Turkish warplanes destroyed 10 Daesh targets in northern Syria while rebels backed by Turkey seized control of a highway between the key regional towns of Al-Bab and Manbij, the Turkish army said today.
The military moves are part of Turkey’s almost four-month-old “Euphrates Shield” operation to support the Syrian opposition to secure areas of the Turkish-Syrian border that are deemed to be a national security imperative for Ankara.
The Turkish operation seeks to push back both Daesh militants and Kurdish separatists from the PYD, both accused of being connected to terrorist attacks that claimed the lives of Turkish citizens over the past two years.
Today’s statement from the Turkish military said Turkish jets had destroyed seven buildings and three control points used by Daesh in four different parts of the region.
The onslaught followed a Turkish state media report yesterday that Ankara had sent 300 commandos to northern Syria to reinforce the operation.
The Turkish-backed forces are now besieging Al-Bab, the last urban stronghold of Daesh in the northern Aleppo countryside.
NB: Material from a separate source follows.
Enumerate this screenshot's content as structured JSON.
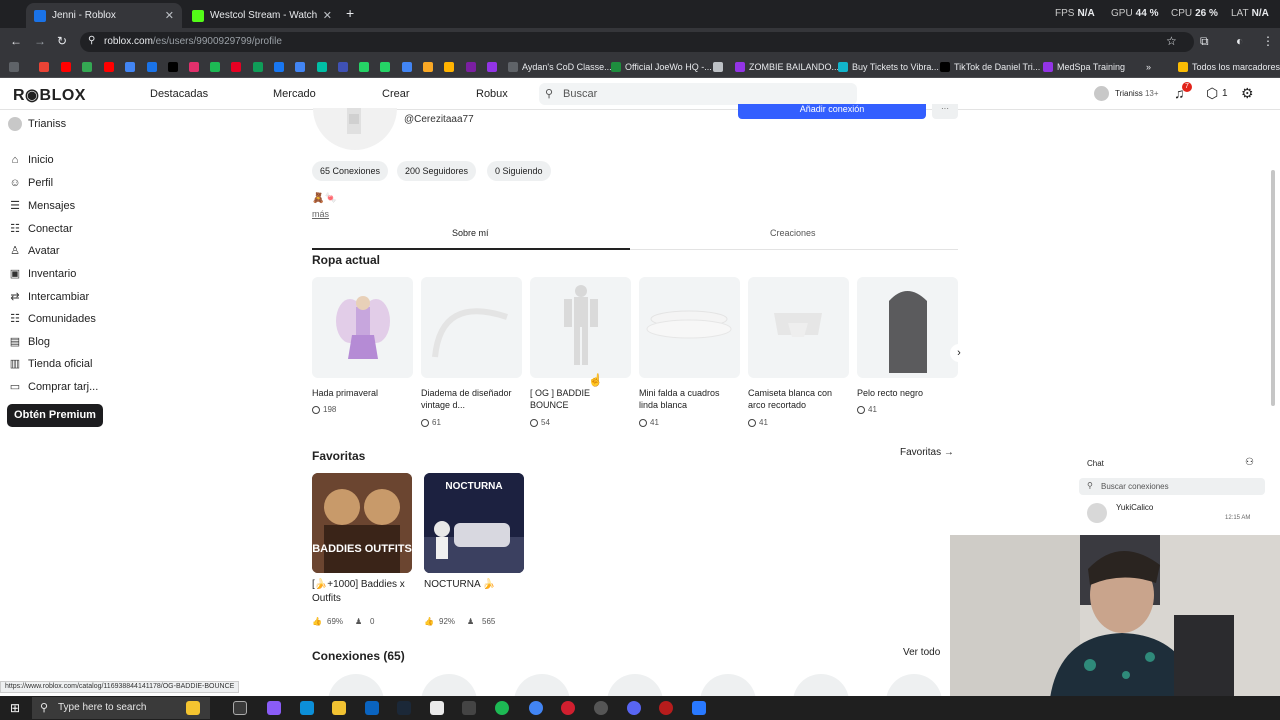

Their advance will potentially pit Turkish forces against both Kurdish fighters and Syrian government forces.
However, Turkey is likely to avoid any direct clashes with the Assad regime, as it is keen not to upset Russia that it has only just mended ties with after shooting down one of Moscow’s jets last year.
Signs that Turkey will avoid fighting with the Assad regime increased last month, when Deputy Prime Minister Numan Kurtulmus told MEMO last month that the operation to take Al-Bab will not extend to relieving east Aleppo, which is currently on the verge of falling.
This despite the fact that Aleppo is only a few kilometres from Al-Bab, and a number of Turkish allies are about to face a crushing defeat there.
The army statement said Free Syrian Army (FSA) fighters had to a large extent achieved control over the highway between Al-Bab and Manbij, a town which was wrested from Daesh in August by Kurdish-led forces backed by the United States.
Ankara regards the Kurdish YPG, a key component of those forces, as a hostile group with deep ties to Kurdish militants from the Kurdistan Workers’ Party (PKK) who have fought a three-decade insurgency in Turkey claiming tens of thousands of lives, mostly civilians.
The PKK is classified as a terrorist organisation by Turkey, the United States and the European Union.
Turkish President Recep Tayyip Erdogan has said that Manbij is a target for the “Euphrates Shield” operation after it seizes Al-Bab, definitively closing the door on any hope that the operation might move to relieve beleaguered Aleppo before it falls to the Russia and Iran-backed Assad regime.